#### THE RECORDS:

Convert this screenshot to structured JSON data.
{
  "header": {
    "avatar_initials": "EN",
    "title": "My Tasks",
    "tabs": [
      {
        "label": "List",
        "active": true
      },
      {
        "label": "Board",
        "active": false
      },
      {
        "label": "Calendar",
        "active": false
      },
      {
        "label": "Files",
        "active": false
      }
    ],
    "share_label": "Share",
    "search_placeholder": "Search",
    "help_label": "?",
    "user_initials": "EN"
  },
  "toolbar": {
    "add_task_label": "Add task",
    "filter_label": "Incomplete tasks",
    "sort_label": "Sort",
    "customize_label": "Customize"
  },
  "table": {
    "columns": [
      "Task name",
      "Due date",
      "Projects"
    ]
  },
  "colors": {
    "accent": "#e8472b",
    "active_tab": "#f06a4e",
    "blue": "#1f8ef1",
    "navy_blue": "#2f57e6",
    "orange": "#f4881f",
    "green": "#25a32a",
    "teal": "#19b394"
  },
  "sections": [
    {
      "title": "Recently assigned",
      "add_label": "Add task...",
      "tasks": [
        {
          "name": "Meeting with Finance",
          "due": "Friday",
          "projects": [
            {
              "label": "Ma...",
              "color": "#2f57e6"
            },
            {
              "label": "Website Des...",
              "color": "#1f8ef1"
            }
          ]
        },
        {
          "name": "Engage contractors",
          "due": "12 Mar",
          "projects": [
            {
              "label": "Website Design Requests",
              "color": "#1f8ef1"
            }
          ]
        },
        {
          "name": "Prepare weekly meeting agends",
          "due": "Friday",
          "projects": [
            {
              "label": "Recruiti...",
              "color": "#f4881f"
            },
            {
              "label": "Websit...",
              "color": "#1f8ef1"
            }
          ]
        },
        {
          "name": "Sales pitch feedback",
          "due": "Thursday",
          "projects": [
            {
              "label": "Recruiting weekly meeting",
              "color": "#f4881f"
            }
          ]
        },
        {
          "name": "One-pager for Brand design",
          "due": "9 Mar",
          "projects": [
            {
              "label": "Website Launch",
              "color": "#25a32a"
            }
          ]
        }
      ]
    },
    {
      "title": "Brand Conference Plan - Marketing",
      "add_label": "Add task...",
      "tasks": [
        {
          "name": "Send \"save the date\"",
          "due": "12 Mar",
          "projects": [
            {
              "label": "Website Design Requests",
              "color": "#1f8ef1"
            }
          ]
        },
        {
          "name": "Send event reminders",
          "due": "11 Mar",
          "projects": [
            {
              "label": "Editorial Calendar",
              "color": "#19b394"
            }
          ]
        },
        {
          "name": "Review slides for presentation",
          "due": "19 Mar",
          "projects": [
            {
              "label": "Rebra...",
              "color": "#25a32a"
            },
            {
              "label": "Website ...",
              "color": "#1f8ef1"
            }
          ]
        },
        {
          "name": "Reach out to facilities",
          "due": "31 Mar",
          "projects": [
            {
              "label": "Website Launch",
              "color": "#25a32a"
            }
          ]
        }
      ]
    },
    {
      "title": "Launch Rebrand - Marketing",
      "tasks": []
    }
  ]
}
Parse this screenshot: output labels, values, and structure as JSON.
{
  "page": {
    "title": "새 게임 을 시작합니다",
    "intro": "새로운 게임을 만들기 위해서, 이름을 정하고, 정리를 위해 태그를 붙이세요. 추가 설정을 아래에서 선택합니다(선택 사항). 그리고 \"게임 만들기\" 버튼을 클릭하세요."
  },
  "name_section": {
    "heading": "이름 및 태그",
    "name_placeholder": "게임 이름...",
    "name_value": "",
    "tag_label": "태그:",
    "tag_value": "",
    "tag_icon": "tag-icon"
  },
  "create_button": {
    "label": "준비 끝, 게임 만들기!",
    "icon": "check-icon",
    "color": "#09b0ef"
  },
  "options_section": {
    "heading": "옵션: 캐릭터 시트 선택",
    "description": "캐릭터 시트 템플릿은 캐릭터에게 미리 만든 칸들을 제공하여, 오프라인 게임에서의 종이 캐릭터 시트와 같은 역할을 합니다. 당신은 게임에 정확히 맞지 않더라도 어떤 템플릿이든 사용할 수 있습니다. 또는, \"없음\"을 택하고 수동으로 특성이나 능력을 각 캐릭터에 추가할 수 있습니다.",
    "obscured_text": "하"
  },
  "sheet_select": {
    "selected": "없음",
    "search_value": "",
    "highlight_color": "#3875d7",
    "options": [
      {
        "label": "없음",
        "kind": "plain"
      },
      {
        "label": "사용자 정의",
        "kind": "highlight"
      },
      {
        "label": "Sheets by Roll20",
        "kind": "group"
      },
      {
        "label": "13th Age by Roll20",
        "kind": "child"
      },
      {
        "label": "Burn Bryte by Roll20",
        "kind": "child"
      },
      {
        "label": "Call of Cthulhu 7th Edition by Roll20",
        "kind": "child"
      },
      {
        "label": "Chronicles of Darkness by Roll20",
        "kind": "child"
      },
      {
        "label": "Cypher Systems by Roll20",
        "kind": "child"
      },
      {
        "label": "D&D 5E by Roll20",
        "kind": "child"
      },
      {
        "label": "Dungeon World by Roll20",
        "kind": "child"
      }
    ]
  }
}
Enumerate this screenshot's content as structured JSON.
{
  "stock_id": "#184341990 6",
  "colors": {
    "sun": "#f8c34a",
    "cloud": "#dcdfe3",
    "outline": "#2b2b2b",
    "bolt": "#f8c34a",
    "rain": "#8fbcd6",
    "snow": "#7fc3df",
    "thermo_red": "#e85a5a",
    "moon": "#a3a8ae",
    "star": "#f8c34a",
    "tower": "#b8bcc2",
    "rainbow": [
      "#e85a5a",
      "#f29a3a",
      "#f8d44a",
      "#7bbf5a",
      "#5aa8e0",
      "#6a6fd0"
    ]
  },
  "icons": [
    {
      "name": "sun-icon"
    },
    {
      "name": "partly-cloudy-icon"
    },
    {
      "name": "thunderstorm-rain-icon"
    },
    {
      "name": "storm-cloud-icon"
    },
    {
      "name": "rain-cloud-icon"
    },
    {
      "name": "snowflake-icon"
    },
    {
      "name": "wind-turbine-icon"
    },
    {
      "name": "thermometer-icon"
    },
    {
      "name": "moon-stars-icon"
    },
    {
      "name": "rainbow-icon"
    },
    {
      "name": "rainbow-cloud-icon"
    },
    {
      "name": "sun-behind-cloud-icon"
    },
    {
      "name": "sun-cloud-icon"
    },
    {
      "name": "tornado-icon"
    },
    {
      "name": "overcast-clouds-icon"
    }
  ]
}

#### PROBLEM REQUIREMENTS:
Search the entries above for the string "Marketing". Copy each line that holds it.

#### WRITTEN ANSWER:
      "title": "Brand Conference Plan - Marketing",
      "title": "Launch Rebrand - Marketing",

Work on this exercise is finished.